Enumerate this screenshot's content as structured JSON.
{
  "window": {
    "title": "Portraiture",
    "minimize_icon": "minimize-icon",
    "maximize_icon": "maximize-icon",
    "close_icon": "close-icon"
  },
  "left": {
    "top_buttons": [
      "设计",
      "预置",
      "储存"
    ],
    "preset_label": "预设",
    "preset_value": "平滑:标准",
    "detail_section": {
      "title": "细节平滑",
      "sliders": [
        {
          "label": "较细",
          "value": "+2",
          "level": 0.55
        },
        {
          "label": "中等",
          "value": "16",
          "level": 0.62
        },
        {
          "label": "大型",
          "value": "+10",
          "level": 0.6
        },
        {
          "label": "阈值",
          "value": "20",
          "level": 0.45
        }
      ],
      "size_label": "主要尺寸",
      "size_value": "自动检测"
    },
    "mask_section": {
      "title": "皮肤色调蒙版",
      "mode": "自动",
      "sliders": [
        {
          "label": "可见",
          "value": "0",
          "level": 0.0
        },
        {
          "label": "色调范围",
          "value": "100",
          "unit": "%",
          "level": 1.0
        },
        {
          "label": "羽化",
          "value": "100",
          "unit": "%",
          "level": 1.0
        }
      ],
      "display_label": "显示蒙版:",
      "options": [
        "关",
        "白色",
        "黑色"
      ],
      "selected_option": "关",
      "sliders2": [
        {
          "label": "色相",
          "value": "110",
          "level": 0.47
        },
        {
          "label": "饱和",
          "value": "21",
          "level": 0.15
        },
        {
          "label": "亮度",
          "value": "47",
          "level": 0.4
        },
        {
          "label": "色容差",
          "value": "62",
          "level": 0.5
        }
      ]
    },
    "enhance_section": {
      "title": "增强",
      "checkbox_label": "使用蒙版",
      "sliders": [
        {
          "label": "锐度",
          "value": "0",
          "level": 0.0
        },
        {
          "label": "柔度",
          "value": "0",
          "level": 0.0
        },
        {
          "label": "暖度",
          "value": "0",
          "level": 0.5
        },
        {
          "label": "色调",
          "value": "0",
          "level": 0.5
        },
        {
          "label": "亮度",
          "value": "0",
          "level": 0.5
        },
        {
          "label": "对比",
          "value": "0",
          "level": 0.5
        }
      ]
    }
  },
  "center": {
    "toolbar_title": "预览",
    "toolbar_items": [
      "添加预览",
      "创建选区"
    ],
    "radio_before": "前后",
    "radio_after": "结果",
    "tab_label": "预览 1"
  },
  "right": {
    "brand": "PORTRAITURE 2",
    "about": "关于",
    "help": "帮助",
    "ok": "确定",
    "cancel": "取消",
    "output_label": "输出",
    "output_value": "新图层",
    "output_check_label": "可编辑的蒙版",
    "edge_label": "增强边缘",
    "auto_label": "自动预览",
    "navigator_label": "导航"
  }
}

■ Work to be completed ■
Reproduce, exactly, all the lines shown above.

■ Exercise result ■
Enumerate this screenshot's content as structured JSON.
{
  "window": {
    "title": "Portraiture",
    "minimize_icon": "minimize-icon",
    "maximize_icon": "maximize-icon",
    "close_icon": "close-icon"
  },
  "left": {
    "top_buttons": [
      "设计",
      "预置",
      "储存"
    ],
    "preset_label": "预设",
    "preset_value": "平滑:标准",
    "detail_section": {
      "title": "细节平滑",
      "sliders": [
        {
          "label": "较细",
          "value": "+2",
          "level": 0.55
        },
        {
          "label": "中等",
          "value": "16",
          "level": 0.62
        },
        {
          "label": "大型",
          "value": "+10",
          "level": 0.6
        },
        {
          "label": "阈值",
          "value": "20",
          "level": 0.45
        }
      ],
      "size_label": "主要尺寸",
      "size_value": "自动检测"
    },
    "mask_section": {
      "title": "皮肤色调蒙版",
      "mode": "自动",
      "sliders": [
        {
          "label": "可见",
          "value": "0",
          "level": 0.0
        },
        {
          "label": "色调范围",
          "value": "100",
          "unit": "%",
          "level": 1.0
        },
        {
          "label": "羽化",
          "value": "100",
          "unit": "%",
          "level": 1.0
        }
      ],
      "display_label": "显示蒙版:",
      "options": [
        "关",
        "白色",
        "黑色"
      ],
      "selected_option": "关",
      "sliders2": [
        {
          "label": "色相",
          "value": "110",
          "level": 0.47
        },
        {
          "label": "饱和",
          "value": "21",
          "level": 0.15
        },
        {
          "label": "亮度",
          "value": "47",
          "level": 0.4
        },
        {
          "label": "色容差",
          "value": "62",
          "level": 0.5
        }
      ]
    },
    "enhance_section": {
      "title": "增强",
      "checkbox_label": "使用蒙版",
      "sliders": [
        {
          "label": "锐度",
          "value": "0",
          "level": 0.0
        },
        {
          "label": "柔度",
          "value": "0",
          "level": 0.0
        },
        {
          "label": "暖度",
          "value": "0",
          "level": 0.5
        },
        {
          "label": "色调",
          "value": "0",
          "level": 0.5
        },
        {
          "label": "亮度",
          "value": "0",
          "level": 0.5
        },
        {
          "label": "对比",
          "value": "0",
          "level": 0.5
        }
      ]
    }
  },
  "center": {
    "toolbar_title": "预览",
    "toolbar_items": [
      "添加预览",
      "创建选区"
    ],
    "radio_before": "前后",
    "radio_after": "结果",
    "tab_label": "预览 1"
  },
  "right": {
    "brand": "PORTRAITURE 2",
    "about": "关于",
    "help": "帮助",
    "ok": "确定",
    "cancel": "取消",
    "output_label": "输出",
    "output_value": "新图层",
    "output_check_label": "可编辑的蒙版",
    "edge_label": "增强边缘",
    "auto_label": "自动预览",
    "navigator_label": "导航"
  }
}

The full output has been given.